The Legacy of Sadako
Unveiling of the Exhibit
The members of Japanese Educational Tour of Colony High School met Mr. Masahiro Sasaki on March 11th, 2017 where he shared his thoughts about peace in the world. Mr. Masahiro Sasaki is an elder brother of Miss Sadako Sasaki who is the model for “The Children’s Peace Monument” in the Peace Memorial Park in Hiroshima. After being exposed to the atomic bomb, Sadako Sasaki suffered from leukemia and died at age of 12. Since her death, Mr. Sasaki has spent his time as an advocate of the world peace movement. Mr. Sasaki donated paper cranes that were folded by Sadako-san to the National 9/11 Memorial & Museum, The Pearl Harbor Museum, and the Harry S. Truman Presidential Library and Museum in Independence, Missouri. Mr. Sasaki continues to appeal for world peace.
The members of Japanese Educational Tour of Colony High School presented a dream catcher as an Alaskan native art craft, an autographed letter from U.S. Congressman Don Young, and the flag of the United States of America that flew on Capitol Hill in Washington DC on February 11, 2017. February 11th is “National Foundation Day” in Japan. In return, Mr. Sasaki presented the Japanese Educational tour group with connected paper cranes which were folded by Mr. Sasaki. Colony High School is the first school in the world to receive one of Mr. Sasaki’s connected paper cranes. The members of the Japanese Educational Tour of Colony High School decided to donate the connected paper cranes to the UAA/APU Consortium Library as part of a permanent display which will be seen by tens of thousands of library visitors each year. The exhibit includes not only the connected paper cranes by Mr. Sasaki but hundreds of other paper cranes (Orizuru) folded by people in support of world peace.
Library South Entrance and Main Circulation Desk will be closed as of May 14th until further notice.
A portion of the 1973 heating system is being replaced this summer. The impact of this renovation project on the library will be significant.
• The South Entrance and the library entrance gate at the SSB building will be closed as of May 14th. The public entrances to SSB will remain open during the library renovation project.
• The North Entrance will be the only public entrance to the library until further notice. Library operations normally handled by the main circulation desk will be available at the North Entrance desk.
• The Alaskana Collection on the second floor will be unavailable after May 14th since it will be under protective sheeting and inside the construction area.
• Wolfcards will not be issued in the library during the construction project while the main circulation desk is closed.
• Because of limited work space, the library is not accepting book donations during the construction project.
• On May 7th, most of the library’s north parking lot will be fenced off for the contractors and construction crews.

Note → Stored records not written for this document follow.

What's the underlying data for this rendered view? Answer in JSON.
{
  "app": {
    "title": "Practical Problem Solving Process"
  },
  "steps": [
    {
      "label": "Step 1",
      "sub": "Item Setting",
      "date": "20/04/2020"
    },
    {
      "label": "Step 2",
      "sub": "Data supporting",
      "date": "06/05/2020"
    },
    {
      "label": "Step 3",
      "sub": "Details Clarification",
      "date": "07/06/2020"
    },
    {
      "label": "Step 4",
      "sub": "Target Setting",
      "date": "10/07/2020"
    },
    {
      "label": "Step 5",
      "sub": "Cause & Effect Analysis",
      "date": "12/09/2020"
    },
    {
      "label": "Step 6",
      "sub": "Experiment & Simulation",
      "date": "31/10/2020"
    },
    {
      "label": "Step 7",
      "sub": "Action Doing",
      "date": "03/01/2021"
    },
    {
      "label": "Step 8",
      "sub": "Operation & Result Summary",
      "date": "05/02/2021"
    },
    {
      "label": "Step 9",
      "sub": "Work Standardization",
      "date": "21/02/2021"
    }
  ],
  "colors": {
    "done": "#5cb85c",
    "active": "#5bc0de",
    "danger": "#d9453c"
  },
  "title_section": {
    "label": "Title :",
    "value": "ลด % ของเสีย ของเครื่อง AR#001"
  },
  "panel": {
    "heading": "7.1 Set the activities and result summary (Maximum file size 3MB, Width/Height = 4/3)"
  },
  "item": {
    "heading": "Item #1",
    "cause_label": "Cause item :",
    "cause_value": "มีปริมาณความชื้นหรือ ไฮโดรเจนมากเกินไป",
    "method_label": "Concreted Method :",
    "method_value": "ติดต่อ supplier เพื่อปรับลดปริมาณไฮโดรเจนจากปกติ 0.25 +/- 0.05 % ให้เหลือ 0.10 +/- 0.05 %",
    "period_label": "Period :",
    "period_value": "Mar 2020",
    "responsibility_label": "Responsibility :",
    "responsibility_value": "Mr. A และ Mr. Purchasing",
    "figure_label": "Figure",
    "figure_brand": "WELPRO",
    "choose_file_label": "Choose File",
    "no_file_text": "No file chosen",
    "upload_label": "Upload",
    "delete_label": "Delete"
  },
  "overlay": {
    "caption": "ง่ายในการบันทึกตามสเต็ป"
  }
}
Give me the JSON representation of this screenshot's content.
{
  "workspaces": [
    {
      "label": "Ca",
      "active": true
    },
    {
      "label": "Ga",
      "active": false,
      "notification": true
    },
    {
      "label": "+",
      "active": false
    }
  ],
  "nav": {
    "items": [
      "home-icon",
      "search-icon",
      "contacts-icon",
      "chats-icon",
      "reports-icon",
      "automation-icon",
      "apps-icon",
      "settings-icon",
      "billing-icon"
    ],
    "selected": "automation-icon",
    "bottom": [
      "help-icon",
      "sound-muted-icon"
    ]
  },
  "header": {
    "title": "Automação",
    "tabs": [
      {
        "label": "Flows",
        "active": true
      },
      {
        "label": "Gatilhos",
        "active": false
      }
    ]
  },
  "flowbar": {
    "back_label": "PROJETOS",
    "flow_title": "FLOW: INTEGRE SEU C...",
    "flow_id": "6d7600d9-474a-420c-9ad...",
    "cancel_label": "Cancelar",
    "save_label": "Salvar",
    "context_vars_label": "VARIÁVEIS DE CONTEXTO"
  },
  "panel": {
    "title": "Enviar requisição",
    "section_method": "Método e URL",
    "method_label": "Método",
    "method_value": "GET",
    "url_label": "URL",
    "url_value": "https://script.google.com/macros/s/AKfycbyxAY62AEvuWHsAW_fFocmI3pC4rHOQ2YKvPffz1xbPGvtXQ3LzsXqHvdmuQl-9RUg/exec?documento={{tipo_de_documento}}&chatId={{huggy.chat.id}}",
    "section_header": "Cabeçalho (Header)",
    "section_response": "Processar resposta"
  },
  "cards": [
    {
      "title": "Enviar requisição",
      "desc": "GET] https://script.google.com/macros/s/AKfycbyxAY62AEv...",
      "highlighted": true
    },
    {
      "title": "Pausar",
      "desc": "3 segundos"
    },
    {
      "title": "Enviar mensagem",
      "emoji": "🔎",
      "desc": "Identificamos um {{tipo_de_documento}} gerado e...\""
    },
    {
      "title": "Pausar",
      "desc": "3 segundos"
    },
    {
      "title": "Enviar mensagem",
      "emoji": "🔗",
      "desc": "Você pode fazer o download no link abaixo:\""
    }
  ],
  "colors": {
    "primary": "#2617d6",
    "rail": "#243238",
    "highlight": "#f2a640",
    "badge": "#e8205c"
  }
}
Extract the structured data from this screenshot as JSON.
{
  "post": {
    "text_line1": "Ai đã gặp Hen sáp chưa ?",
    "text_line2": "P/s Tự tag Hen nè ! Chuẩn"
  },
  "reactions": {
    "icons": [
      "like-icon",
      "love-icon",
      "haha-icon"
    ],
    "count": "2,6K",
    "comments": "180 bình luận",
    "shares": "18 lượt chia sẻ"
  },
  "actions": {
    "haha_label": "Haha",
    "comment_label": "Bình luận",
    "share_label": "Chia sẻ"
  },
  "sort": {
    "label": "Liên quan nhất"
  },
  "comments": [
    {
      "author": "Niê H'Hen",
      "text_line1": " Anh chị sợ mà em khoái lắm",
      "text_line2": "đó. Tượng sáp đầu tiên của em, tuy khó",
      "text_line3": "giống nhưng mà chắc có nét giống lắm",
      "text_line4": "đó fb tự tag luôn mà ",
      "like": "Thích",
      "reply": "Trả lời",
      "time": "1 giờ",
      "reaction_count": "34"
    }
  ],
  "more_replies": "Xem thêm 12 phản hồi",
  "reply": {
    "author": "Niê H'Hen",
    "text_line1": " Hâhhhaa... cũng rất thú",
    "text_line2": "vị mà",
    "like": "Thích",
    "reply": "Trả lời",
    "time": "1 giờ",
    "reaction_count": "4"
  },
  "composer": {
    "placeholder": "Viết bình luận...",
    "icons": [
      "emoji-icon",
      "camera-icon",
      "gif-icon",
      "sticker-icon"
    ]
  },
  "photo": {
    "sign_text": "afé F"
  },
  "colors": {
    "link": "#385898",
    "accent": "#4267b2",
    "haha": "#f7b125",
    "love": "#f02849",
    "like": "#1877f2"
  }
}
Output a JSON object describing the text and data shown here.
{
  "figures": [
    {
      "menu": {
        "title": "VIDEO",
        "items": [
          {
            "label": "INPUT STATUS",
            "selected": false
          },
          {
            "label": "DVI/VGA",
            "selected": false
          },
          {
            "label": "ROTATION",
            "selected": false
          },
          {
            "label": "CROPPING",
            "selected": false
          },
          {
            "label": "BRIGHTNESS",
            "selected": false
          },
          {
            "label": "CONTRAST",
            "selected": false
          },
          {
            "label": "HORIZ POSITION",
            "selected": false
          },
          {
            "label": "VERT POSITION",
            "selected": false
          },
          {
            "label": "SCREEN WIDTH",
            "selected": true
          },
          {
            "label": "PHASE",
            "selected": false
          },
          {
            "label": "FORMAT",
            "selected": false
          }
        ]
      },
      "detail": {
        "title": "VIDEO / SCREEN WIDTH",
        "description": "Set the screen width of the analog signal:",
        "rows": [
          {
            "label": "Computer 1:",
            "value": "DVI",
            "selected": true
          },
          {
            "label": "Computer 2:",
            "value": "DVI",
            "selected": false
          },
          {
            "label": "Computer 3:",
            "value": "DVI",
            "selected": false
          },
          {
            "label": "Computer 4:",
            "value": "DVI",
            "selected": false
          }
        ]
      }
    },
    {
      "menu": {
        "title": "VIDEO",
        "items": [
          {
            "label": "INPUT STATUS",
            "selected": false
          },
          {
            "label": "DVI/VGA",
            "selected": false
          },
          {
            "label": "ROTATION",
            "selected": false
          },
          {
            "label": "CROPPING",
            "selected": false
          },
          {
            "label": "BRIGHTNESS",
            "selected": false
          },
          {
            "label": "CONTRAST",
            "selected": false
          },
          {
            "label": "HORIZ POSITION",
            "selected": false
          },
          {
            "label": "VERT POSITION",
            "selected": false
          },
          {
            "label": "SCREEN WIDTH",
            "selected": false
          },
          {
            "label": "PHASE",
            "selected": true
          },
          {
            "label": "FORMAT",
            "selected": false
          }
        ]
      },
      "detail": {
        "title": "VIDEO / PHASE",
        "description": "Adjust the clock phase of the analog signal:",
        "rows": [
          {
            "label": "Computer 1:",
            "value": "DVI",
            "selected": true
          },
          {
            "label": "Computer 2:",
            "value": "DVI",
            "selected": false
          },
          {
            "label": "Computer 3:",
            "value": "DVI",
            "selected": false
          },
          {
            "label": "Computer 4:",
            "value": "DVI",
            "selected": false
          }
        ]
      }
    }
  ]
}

The path between the north parking lot and the central SSB parking lot will be unavailable during most of the summer.
Because of the renovation project, the Justice Center and Academic Innovations and eLearning will be relocated during the week of May 7th to University Center. The Alumni Office is temporarily moving to the ADMIN building.
Why Take the LibQUAL Survey? Because We Listen!
It is clear from the comments from the last LibQUAL survey that the library’s schedule was not addressing the needs of the university students in providing more evening hours. In responding to this concern, the library’s after hours study facility will close at midnight instead of 11pm, Sunday – Thursday starting in the spring semester. The Access Services Department is to be commended for providing the staff to cover the additional hours.
Prior to the budget cuts in FY15, the library was open with its afterhours study facility until 1am, Sunday –Thursday and until 10pm on Friday and Saturday for a total of 111.5 hours. The new schedule, closing at midnight, Sunday – Thursday and at 8:00pm on Friday and Saturday during the Spring 2018 semester, totals 102.5 hours or about 8% less hours per week than in FY15.
The library will continue to monitor the use of the building to determine if the library schedule is meeting the needs of most of the university students for an afterhours study facility.